[Component data from apps and pages]
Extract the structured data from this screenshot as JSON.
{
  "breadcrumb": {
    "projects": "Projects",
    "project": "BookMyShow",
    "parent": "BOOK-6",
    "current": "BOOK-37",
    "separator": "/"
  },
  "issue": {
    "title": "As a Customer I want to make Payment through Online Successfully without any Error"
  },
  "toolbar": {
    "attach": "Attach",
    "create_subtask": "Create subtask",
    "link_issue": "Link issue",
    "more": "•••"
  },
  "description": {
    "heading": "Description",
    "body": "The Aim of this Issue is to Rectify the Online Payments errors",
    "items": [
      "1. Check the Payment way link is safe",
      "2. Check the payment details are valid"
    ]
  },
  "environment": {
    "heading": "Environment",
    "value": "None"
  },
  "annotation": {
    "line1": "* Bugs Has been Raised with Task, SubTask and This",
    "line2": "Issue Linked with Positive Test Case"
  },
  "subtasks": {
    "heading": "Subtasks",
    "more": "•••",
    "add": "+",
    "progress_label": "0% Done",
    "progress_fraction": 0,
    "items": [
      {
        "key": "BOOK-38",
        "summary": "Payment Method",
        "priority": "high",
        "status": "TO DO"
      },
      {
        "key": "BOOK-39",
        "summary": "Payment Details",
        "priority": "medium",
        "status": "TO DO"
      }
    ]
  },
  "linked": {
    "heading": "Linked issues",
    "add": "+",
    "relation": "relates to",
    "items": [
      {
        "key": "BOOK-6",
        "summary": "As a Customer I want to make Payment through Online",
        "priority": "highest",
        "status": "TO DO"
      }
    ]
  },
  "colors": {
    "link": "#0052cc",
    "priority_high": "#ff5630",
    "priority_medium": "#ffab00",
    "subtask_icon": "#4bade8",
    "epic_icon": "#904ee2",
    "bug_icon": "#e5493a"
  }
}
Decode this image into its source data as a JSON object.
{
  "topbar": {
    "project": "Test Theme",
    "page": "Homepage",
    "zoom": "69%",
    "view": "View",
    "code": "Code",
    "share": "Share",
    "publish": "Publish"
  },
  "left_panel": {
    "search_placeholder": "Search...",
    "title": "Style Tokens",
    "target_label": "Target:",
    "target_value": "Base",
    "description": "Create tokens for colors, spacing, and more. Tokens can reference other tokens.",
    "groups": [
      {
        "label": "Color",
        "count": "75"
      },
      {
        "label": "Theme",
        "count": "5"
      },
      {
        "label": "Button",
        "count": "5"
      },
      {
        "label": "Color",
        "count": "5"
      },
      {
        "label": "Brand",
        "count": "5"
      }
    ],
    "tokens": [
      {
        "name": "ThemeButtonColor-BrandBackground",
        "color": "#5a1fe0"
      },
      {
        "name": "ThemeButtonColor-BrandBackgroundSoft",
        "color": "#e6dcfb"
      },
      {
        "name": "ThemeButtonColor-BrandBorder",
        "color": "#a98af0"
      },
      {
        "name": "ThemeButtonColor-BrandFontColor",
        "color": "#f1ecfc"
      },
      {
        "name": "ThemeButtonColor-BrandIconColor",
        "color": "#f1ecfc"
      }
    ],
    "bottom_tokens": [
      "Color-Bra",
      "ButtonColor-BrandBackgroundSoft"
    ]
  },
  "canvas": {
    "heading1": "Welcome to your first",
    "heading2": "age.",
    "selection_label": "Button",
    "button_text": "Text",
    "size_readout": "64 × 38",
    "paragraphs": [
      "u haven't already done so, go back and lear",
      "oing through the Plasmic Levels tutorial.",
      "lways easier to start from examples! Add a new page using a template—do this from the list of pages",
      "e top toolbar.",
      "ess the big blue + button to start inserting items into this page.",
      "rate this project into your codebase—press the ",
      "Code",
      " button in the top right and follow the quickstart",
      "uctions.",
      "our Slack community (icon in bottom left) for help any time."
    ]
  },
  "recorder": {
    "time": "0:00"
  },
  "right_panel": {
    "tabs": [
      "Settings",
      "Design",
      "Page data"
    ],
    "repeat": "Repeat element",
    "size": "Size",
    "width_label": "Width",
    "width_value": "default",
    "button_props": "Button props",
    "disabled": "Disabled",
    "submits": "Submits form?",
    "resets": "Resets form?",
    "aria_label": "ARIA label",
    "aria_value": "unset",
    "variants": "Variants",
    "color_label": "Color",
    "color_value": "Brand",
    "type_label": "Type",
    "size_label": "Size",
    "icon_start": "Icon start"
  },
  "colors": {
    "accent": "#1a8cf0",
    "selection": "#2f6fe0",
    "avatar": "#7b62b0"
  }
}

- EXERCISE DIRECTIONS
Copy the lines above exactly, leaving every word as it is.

- ANSWER AREA
Extract the structured data from this screenshot as JSON.
{
  "breadcrumb": {
    "projects": "Projects",
    "project": "BookMyShow",
    "parent": "BOOK-6",
    "current": "BOOK-37",
    "separator": "/"
  },
  "issue": {
    "title": "As a Customer I want to make Payment through Online Successfully without any Error"
  },
  "toolbar": {
    "attach": "Attach",
    "create_subtask": "Create subtask",
    "link_issue": "Link issue",
    "more": "•••"
  },
  "description": {
    "heading": "Description",
    "body": "The Aim of this Issue is to Rectify the Online Payments errors",
    "items": [
      "1. Check the Payment way link is safe",
      "2. Check the payment details are valid"
    ]
  },
  "environment": {
    "heading": "Environment",
    "value": "None"
  },
  "annotation": {
    "line1": "* Bugs Has been Raised with Task, SubTask and This",
    "line2": "Issue Linked with Positive Test Case"
  },
  "subtasks": {
    "heading": "Subtasks",
    "more": "•••",
    "add": "+",
    "progress_label": "0% Done",
    "progress_fraction": 0,
    "items": [
      {
        "key": "BOOK-38",
        "summary": "Payment Method",
        "priority": "high",
        "status": "TO DO"
      },
      {
        "key": "BOOK-39",
        "summary": "Payment Details",
        "priority": "medium",
        "status": "TO DO"
      }
    ]
  },
  "linked": {
    "heading": "Linked issues",
    "add": "+",
    "relation": "relates to",
    "items": [
      {
        "key": "BOOK-6",
        "summary": "As a Customer I want to make Payment through Online",
        "priority": "highest",
        "status": "TO DO"
      }
    ]
  },
  "colors": {
    "link": "#0052cc",
    "priority_high": "#ff5630",
    "priority_medium": "#ffab00",
    "subtask_icon": "#4bade8",
    "epic_icon": "#904ee2",
    "bug_icon": "#e5493a"
  }
}
Decode this image into its source data as a JSON object.
{
  "topbar": {
    "project": "Test Theme",
    "page": "Homepage",
    "zoom": "69%",
    "view": "View",
    "code": "Code",
    "share": "Share",
    "publish": "Publish"
  },
  "left_panel": {
    "search_placeholder": "Search...",
    "title": "Style Tokens",
    "target_label": "Target:",
    "target_value": "Base",
    "description": "Create tokens for colors, spacing, and more. Tokens can reference other tokens.",
    "groups": [
      {
        "label": "Color",
        "count": "75"
      },
      {
        "label": "Theme",
        "count": "5"
      },
      {
        "label": "Button",
        "count": "5"
      },
      {
        "label": "Color",
        "count": "5"
      },
      {
        "label": "Brand",
        "count": "5"
      }
    ],
    "tokens": [
      {
        "name": "ThemeButtonColor-BrandBackground",
        "color": "#5a1fe0"
      },
      {
        "name": "ThemeButtonColor-BrandBackgroundSoft",
        "color": "#e6dcfb"
      },
      {
        "name": "ThemeButtonColor-BrandBorder",
        "color": "#a98af0"
      },
      {
        "name": "ThemeButtonColor-BrandFontColor",
        "color": "#f1ecfc"
      },
      {
        "name": "ThemeButtonColor-BrandIconColor",
        "color": "#f1ecfc"
      }
    ],
    "bottom_tokens": [
      "Color-Bra",
      "ButtonColor-BrandBackgroundSoft"
    ]
  },
  "canvas": {
    "heading1": "Welcome to your first",
    "heading2": "age.",
    "selection_label": "Button",
    "button_text": "Text",
    "size_readout": "64 × 38",
    "paragraphs": [
      "u haven't already done so, go back and lear",
      "oing through the Plasmic Levels tutorial.",
      "lways easier to start from examples! Add a new page using a template—do this from the list of pages",
      "e top toolbar.",
      "ess the big blue + button to start inserting items into this page.",
      "rate this project into your codebase—press the ",
      "Code",
      " button in the top right and follow the quickstart",
      "uctions.",
      "our Slack community (icon in bottom left) for help any time."
    ]
  },
  "recorder": {
    "time": "0:00"
  },
  "right_panel": {
    "tabs": [
      "Settings",
      "Design",
      "Page data"
    ],
    "repeat": "Repeat element",
    "size": "Size",
    "width_label": "Width",
    "width_value": "default",
    "button_props": "Button props",
    "disabled": "Disabled",
    "submits": "Submits form?",
    "resets": "Resets form?",
    "aria_label": "ARIA label",
    "aria_value": "unset",
    "variants": "Variants",
    "color_label": "Color",
    "color_value": "Brand",
    "type_label": "Type",
    "size_label": "Size",
    "icon_start": "Icon start"
  },
  "colors": {
    "accent": "#1a8cf0",
    "selection": "#2f6fe0",
    "avatar": "#7b62b0"
  }
}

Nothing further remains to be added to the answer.